- EXERCISE -
Where does the string "icon" appear in the records? Copy every line that contains it.

** Opening DATA EXTRACT block **

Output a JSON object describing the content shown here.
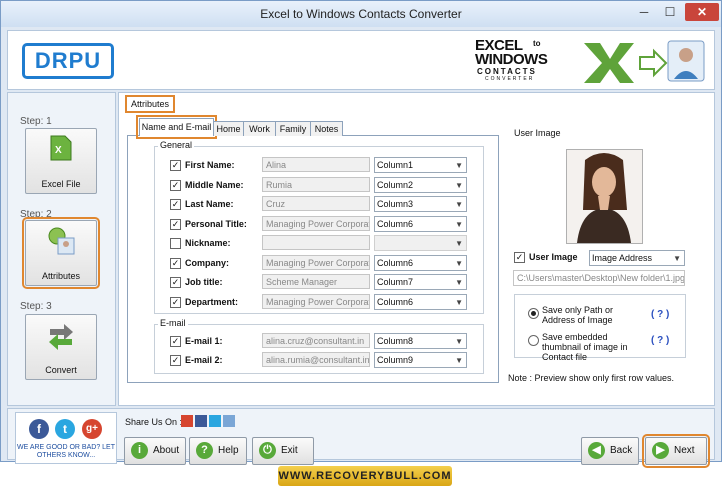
{
  "window": {
    "title": "Excel to Windows Contacts Converter",
    "minimize": "─",
    "maximize": "☐",
    "close": "✕"
  },
  "header": {
    "logo": "DRPU",
    "product_logo_lines": [
      "EXCEL",
      "WINDOWS",
      "CONTACTS",
      "CONVERTER"
    ],
    "product_logo_to": "to"
  },
  "steps": [
    {
      "step": "Step: 1",
      "label": "Excel File"
    },
    {
      "step": "Step: 2",
      "label": "Attributes"
    },
    {
      "step": "Step: 3",
      "label": "Convert"
    }
  ],
  "main": {
    "section_title": "Attributes",
    "tabs": [
      "Name and E-mail",
      "Home",
      "Work",
      "Family",
      "Notes"
    ],
    "general_label": "General",
    "general_fields": [
      {
        "label": "First Name:",
        "checked": true,
        "value": "Alina",
        "column": "Column1"
      },
      {
        "label": "Middle Name:",
        "checked": true,
        "value": "Rumia",
        "column": "Column2"
      },
      {
        "label": "Last Name:",
        "checked": true,
        "value": "Cruz",
        "column": "Column3"
      },
      {
        "label": "Personal Title:",
        "checked": true,
        "value": "Managing Power Corporation",
        "column": "Column6"
      },
      {
        "label": "Nickname:",
        "checked": false,
        "value": "",
        "column": ""
      },
      {
        "label": "Company:",
        "checked": true,
        "value": "Managing Power Corporation",
        "column": "Column6"
      },
      {
        "label": "Job title:",
        "checked": true,
        "value": "Scheme Manager",
        "column": "Column7"
      },
      {
        "label": "Department:",
        "checked": true,
        "value": "Managing Power Corporation",
        "column": "Column6"
      }
    ],
    "email_label": "E-mail",
    "email_fields": [
      {
        "label": "E-mail 1:",
        "checked": true,
        "value": "alina.cruz@consultant.in",
        "column": "Column8"
      },
      {
        "label": "E-mail 2:",
        "checked": true,
        "value": "alina.rumia@consultant.in",
        "column": "Column9"
      }
    ],
    "user_image": {
      "group_label": "User Image",
      "checkbox_label": "User Image",
      "mode": "Image Address",
      "path": "C:\\Users\\master\\Desktop\\New folder\\1.jpg",
      "option1": "Save only Path or Address of Image",
      "option2": "Save embedded thumbnail of image in Contact file",
      "help": "( ? )",
      "note": "Note : Preview show only first row values."
    }
  },
  "bottom": {
    "share_label": "Share Us On :",
    "social_text": "WE ARE GOOD OR BAD? LET OTHERS KNOW...",
    "buttons": {
      "about": "About",
      "help": "Help",
      "exit": "Exit",
      "back": "Back",
      "next": "Next"
    },
    "banner": "WWW.RECOVERYBULL.COM"
  },
  "colors": {
    "accent": "#1f7ccf",
    "highlight": "#e0872f",
    "green": "#58a93a",
    "banner": "#e8b62a"
  }
}
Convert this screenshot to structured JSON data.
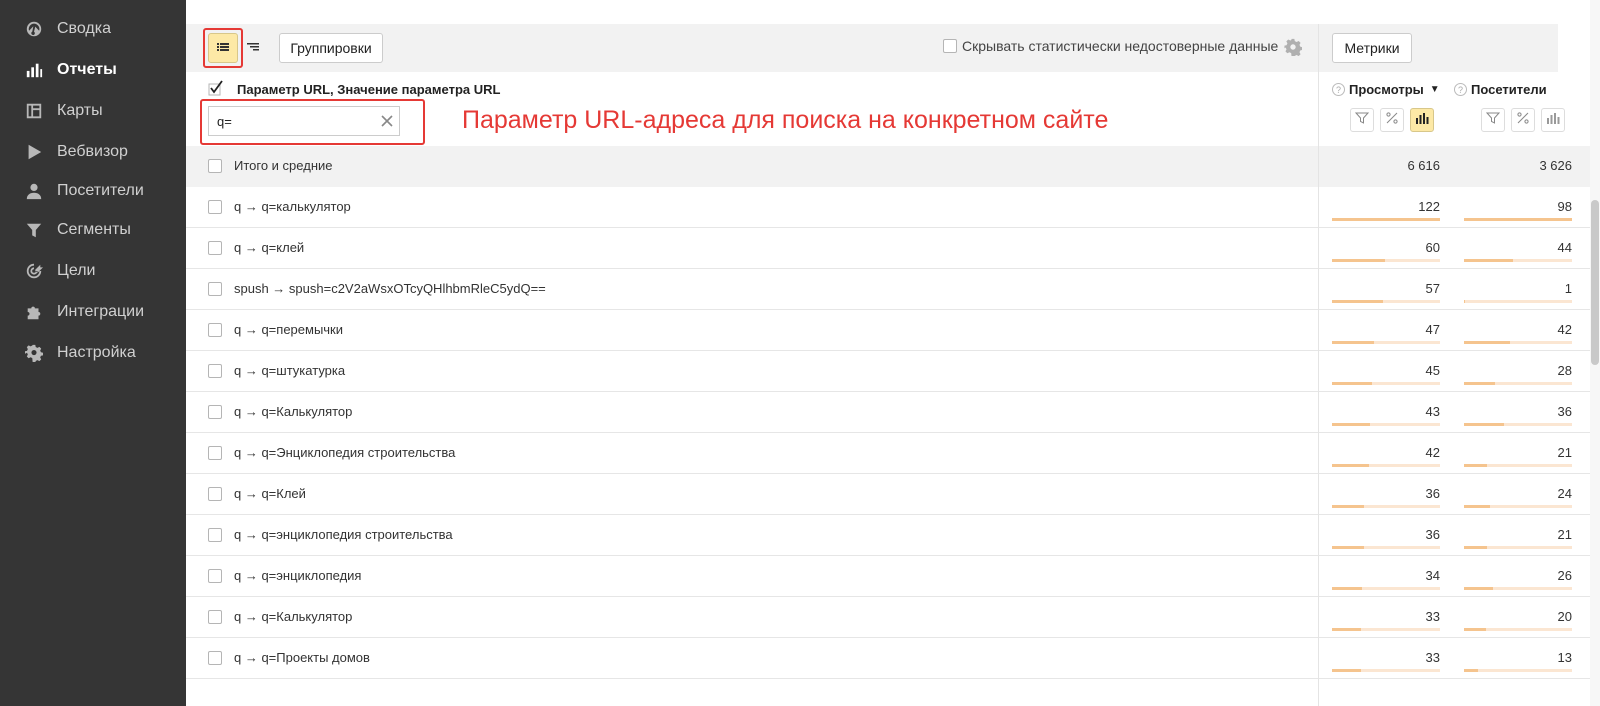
{
  "sidebar": {
    "items": [
      {
        "label": "Сводка",
        "icon": "dashboard-icon",
        "active": false
      },
      {
        "label": "Отчеты",
        "icon": "bar-chart-icon",
        "active": true
      },
      {
        "label": "Карты",
        "icon": "map-icon",
        "active": false
      },
      {
        "label": "Вебвизор",
        "icon": "play-icon",
        "active": false
      },
      {
        "label": "Посетители",
        "icon": "user-icon",
        "active": false
      },
      {
        "label": "Сегменты",
        "icon": "funnel-icon",
        "active": false
      },
      {
        "label": "Цели",
        "icon": "target-icon",
        "active": false
      },
      {
        "label": "Интеграции",
        "icon": "puzzle-icon",
        "active": false
      },
      {
        "label": "Настройка",
        "icon": "gear-icon",
        "active": false
      }
    ]
  },
  "toolbar": {
    "groupings_label": "Группировки",
    "hide_unreliable_label": "Скрывать статистически недостоверные данные",
    "metrics_label": "Метрики"
  },
  "dimension": {
    "title": "Параметр URL, Значение параметра URL",
    "filter_value": "q="
  },
  "annotation": "Параметр URL-адреса для поиска на конкретном сайте",
  "metrics": [
    {
      "title": "Просмотры",
      "sort": "▼",
      "help": "?"
    },
    {
      "title": "Посетители",
      "help": "?"
    }
  ],
  "colors": {
    "accent": "#fde9a6",
    "annotation": "#e53935",
    "bar": "#f5c48e",
    "bar_bg": "#fbe6d2"
  },
  "totals": {
    "label": "Итого и средние",
    "views": "6 616",
    "visitors": "3 626"
  },
  "rows": [
    {
      "label": "q → q=калькулятор",
      "views": "122",
      "visitors": "98",
      "views_share": 1.0,
      "visitors_share": 1.0
    },
    {
      "label": "q → q=клей",
      "views": "60",
      "visitors": "44",
      "views_share": 0.49,
      "visitors_share": 0.45
    },
    {
      "label": "spush → spush=c2V2aWsxOTcyQHlhbmRleC5ydQ==",
      "views": "57",
      "visitors": "1",
      "views_share": 0.47,
      "visitors_share": 0.01
    },
    {
      "label": "q → q=перемычки",
      "views": "47",
      "visitors": "42",
      "views_share": 0.39,
      "visitors_share": 0.43
    },
    {
      "label": "q → q=штукатурка",
      "views": "45",
      "visitors": "28",
      "views_share": 0.37,
      "visitors_share": 0.29
    },
    {
      "label": "q → q=Калькулятор",
      "views": "43",
      "visitors": "36",
      "views_share": 0.35,
      "visitors_share": 0.37
    },
    {
      "label": "q → q=Энциклопедия строительства",
      "views": "42",
      "visitors": "21",
      "views_share": 0.34,
      "visitors_share": 0.21
    },
    {
      "label": "q → q=Клей",
      "views": "36",
      "visitors": "24",
      "views_share": 0.3,
      "visitors_share": 0.24
    },
    {
      "label": "q → q=энциклопедия строительства",
      "views": "36",
      "visitors": "21",
      "views_share": 0.3,
      "visitors_share": 0.21
    },
    {
      "label": "q → q=энциклопедия",
      "views": "34",
      "visitors": "26",
      "views_share": 0.28,
      "visitors_share": 0.27
    },
    {
      "label": "q → q=Калькулятор",
      "views": "33",
      "visitors": "20",
      "views_share": 0.27,
      "visitors_share": 0.2
    },
    {
      "label": "q → q=Проекты домов",
      "views": "33",
      "visitors": "13",
      "views_share": 0.27,
      "visitors_share": 0.13
    }
  ]
}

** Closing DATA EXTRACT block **

- WRITTEN SOLUTION -
        "icon": "dashboard-icon",
        "icon": "bar-chart-icon",
        "icon": "map-icon",
        "icon": "play-icon",
        "icon": "user-icon",
        "icon": "funnel-icon",
        "icon": "target-icon",
        "icon": "puzzle-icon",
        "icon": "gear-icon",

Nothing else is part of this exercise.